Most new traders lose money shows just how difficult it is to trade in any market. On the other hand, success can be found through accumulating sufficient amounts of the appropriate training, practice, and expertise. Here’s a look at the basics of currency trading:
The buying and selling of world currencies market with the goal of profit is known as trading currency, often known as foreign currency or Forex. The term speculative Forex trading is used to describe it. The forex market is the world’s largest, with daily transactions totalling almost $2 trillion, and it is expected to continue to increase in the future. The most crucial distinction between trading currency and other forms of trade is its ability to be liquid.
To earn from this trading (also known as foreign currency or Forex), one must buy and sell currencies within the foreign exchange market. “Speculative Forex trading” is the name given to it. Forex trading is the world’s largest market, with approximately $2 trillion moved every day and forecasts of further expansion. The most crucial distinction between this trading and other forms of trade is its ability to be liquid.
Currency trading, or Forex (FX), has been and continues to be the world’s most important investment market. The daily average turnover of the forex market surpassed $4 trillion in April 2010, an increase of 20% from 2007.
Do You Know How It Goes
There is a 24/7 marketplace in this trading; however, the 24-hour able to trade sessions are deceptive. The market is only closed from Friday evening to Sunday evening. The European, Asian, and American trading sessions are all held simultaneously. Even though some of the sessions overlap, these market hours see the bulk of the trading in the major currencies. As a result, certain exchange rates will see increased trading activity at specific times of the day.
Pips and Pairs of Things
The only way to trade currencies is in pairs. Forex trading is different from the stock market in that you must buy and sell coins to trade. As a result, almost all currencies are now priced at the fourth decimal place. The lowest trading increment is a pip or % in point. Typically, one pip equals one-hundredth of a per cent.

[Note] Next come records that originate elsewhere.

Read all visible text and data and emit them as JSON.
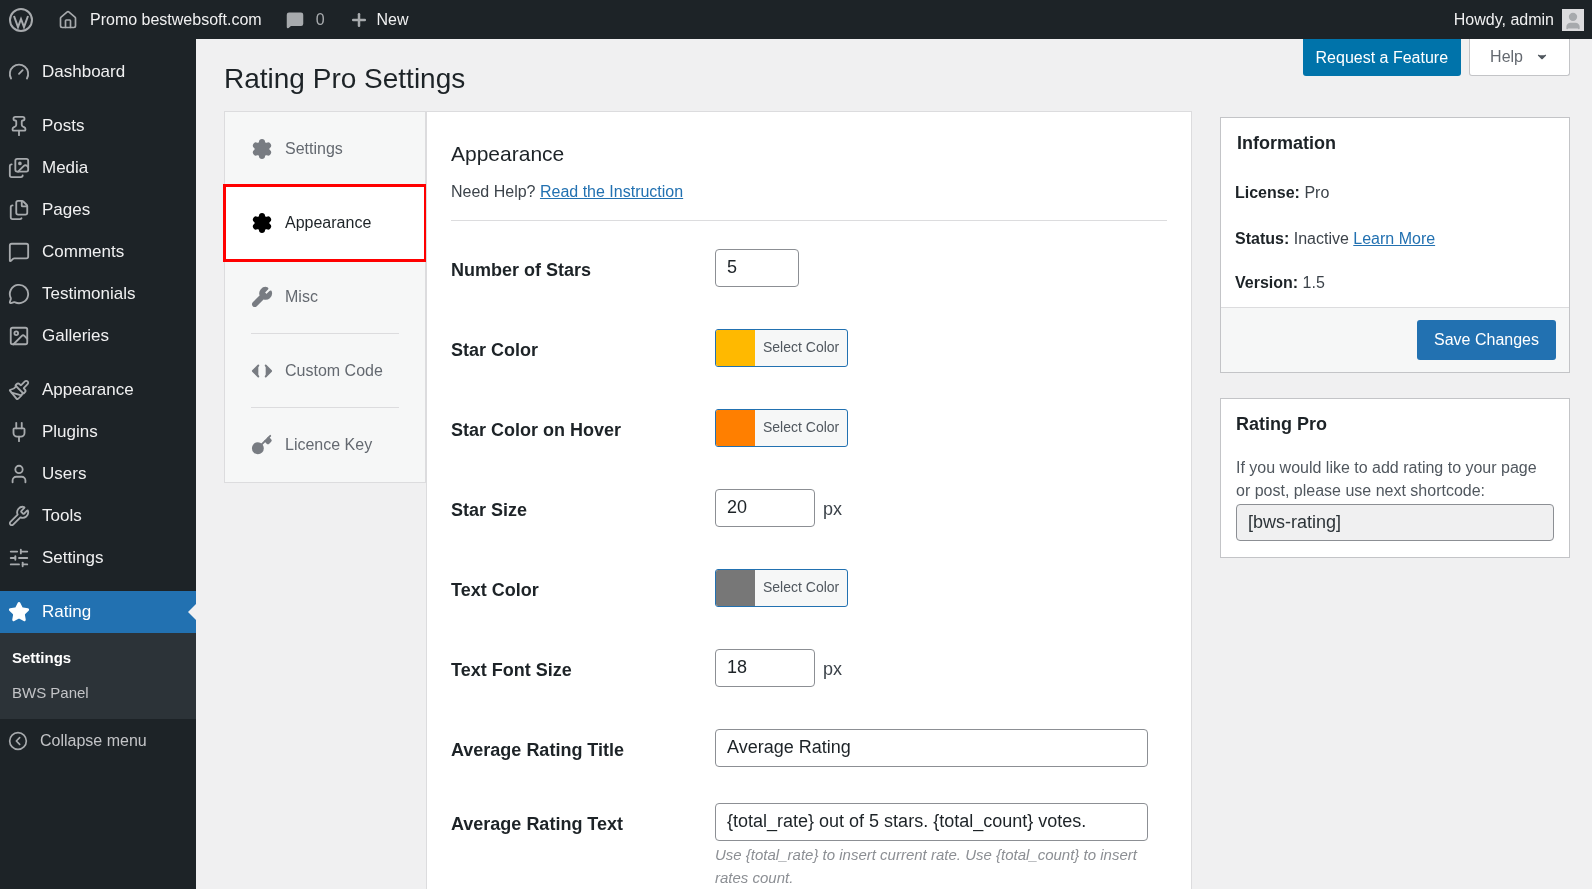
{
  "admin_bar": {
    "site": "Promo bestwebsoft.com",
    "comments": "0",
    "new": "New",
    "greeting": "Howdy, admin"
  },
  "sidebar": {
    "groups": [
      [
        {
          "label": "Dashboard",
          "selected": false
        }
      ],
      [
        {
          "label": "Posts",
          "selected": false
        },
        {
          "label": "Media",
          "selected": false
        },
        {
          "label": "Pages",
          "selected": false
        },
        {
          "label": "Comments",
          "selected": false
        },
        {
          "label": "Testimonials",
          "selected": false
        },
        {
          "label": "Galleries",
          "selected": false
        }
      ],
      [
        {
          "label": "Appearance",
          "selected": false
        },
        {
          "label": "Plugins",
          "selected": false
        },
        {
          "label": "Users",
          "selected": false
        },
        {
          "label": "Tools",
          "selected": false
        },
        {
          "label": "Settings",
          "selected": false
        }
      ],
      [
        {
          "label": "Rating",
          "selected": true
        }
      ]
    ],
    "submenu": [
      {
        "label": "Settings",
        "selected": true
      },
      {
        "label": "BWS Panel",
        "selected": false
      }
    ],
    "collapse": "Collapse menu"
  },
  "page_title": "Rating Pro Settings",
  "header_buttons": {
    "request": "Request a Feature",
    "help": "Help"
  },
  "tabs": [
    {
      "label": "Settings",
      "selected": false,
      "highlighted": false
    },
    {
      "label": "Appearance",
      "selected": true,
      "highlighted": true
    },
    {
      "label": "Misc",
      "selected": false,
      "highlighted": false
    },
    {
      "label": "Custom Code",
      "selected": false,
      "highlighted": false
    },
    {
      "label": "Licence Key",
      "selected": false,
      "highlighted": false
    }
  ],
  "section": {
    "title": "Appearance",
    "help_text": "Need Help?",
    "help_link": "Read the Instruction"
  },
  "fields": [
    {
      "kind": "number",
      "label": "Number of Stars",
      "value": "5"
    },
    {
      "kind": "color",
      "label": "Star Color",
      "color": "#ffb900",
      "button": "Select Color"
    },
    {
      "kind": "color",
      "label": "Star Color on Hover",
      "color": "#ff7f00",
      "button": "Select Color"
    },
    {
      "kind": "number",
      "label": "Star Size",
      "value": "20",
      "unit": "px"
    },
    {
      "kind": "color",
      "label": "Text Color",
      "color": "#777777",
      "button": "Select Color"
    },
    {
      "kind": "number",
      "label": "Text Font Size",
      "value": "18",
      "unit": "px"
    },
    {
      "kind": "text",
      "label": "Average Rating Title",
      "value": "Average Rating"
    },
    {
      "kind": "text",
      "label": "Average Rating Text",
      "value": "{total_rate} out of 5 stars. {total_count} votes.",
      "hint": "Use {total_rate} to insert current rate. Use {total_count} to insert rates count."
    }
  ],
  "info_box": {
    "title": "Information",
    "license_label": "License:",
    "license": "Pro",
    "status_label": "Status:",
    "status": "Inactive",
    "status_link": "Learn More",
    "version_label": "Version:",
    "version": "1.5",
    "save": "Save Changes"
  },
  "shortcode_box": {
    "title": "Rating Pro",
    "text": "If you would like to add rating to your page or post, please use next shortcode:",
    "shortcode": "[bws-rating]"
  }
}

The smallest trading increment is called “pips” (percentage in point). 1/100th of a per cent, or the number after the fourth decimal point, is what we call a pip in mathematics. The fourth digit point is usually used to price most currencies in the marketplace. If a currency pair includes the Japanese Yen as the quote currency, this rule doesn’t apply. The second integer place is commonly used to indicate a shift in the price of these pairs.

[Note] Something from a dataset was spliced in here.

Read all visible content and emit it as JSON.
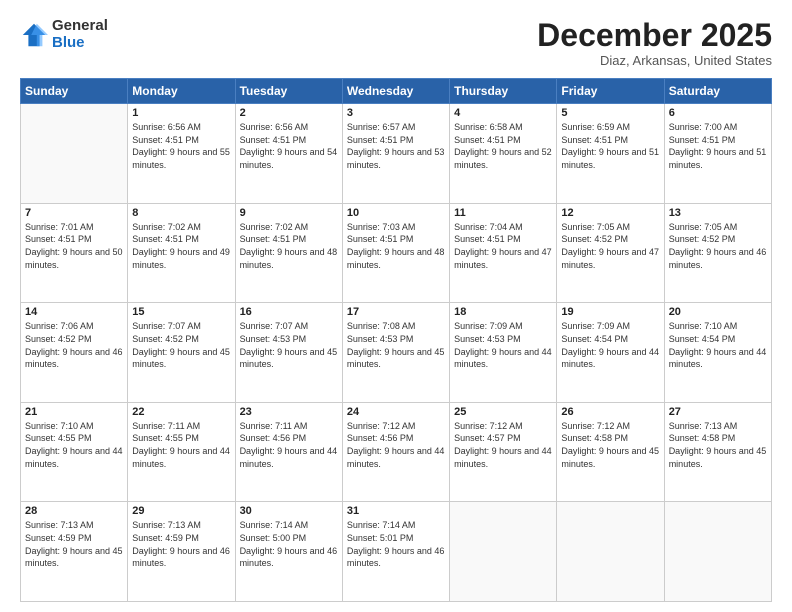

More Products, but Far Fewer
Compared to the hundreds of companies available on the global equity markets, most currency trading volume is concentrated in only 18 currency pairs. In addition to the eight most popular currency pairs (USD, CAD, EUR, GBP, CHF, NZD, AUD, and JPY), these eight are the most often changed (JPY). Even though currency trading is not easy, fewer trading options make it more manageable.
Why Do Currencies Become More or Less Valuable?
This interest in currency markets is expanding because the same variables that affect stock markets also affect currencies. Supply and demand is the most critical factor. Money’s value rises when there is a pressing demand for it, and it falls when there’s too many.
Other factors, including interest rates, new economic statistics from the world’s top countries, and geopolitical concerns, can impact currency pricing.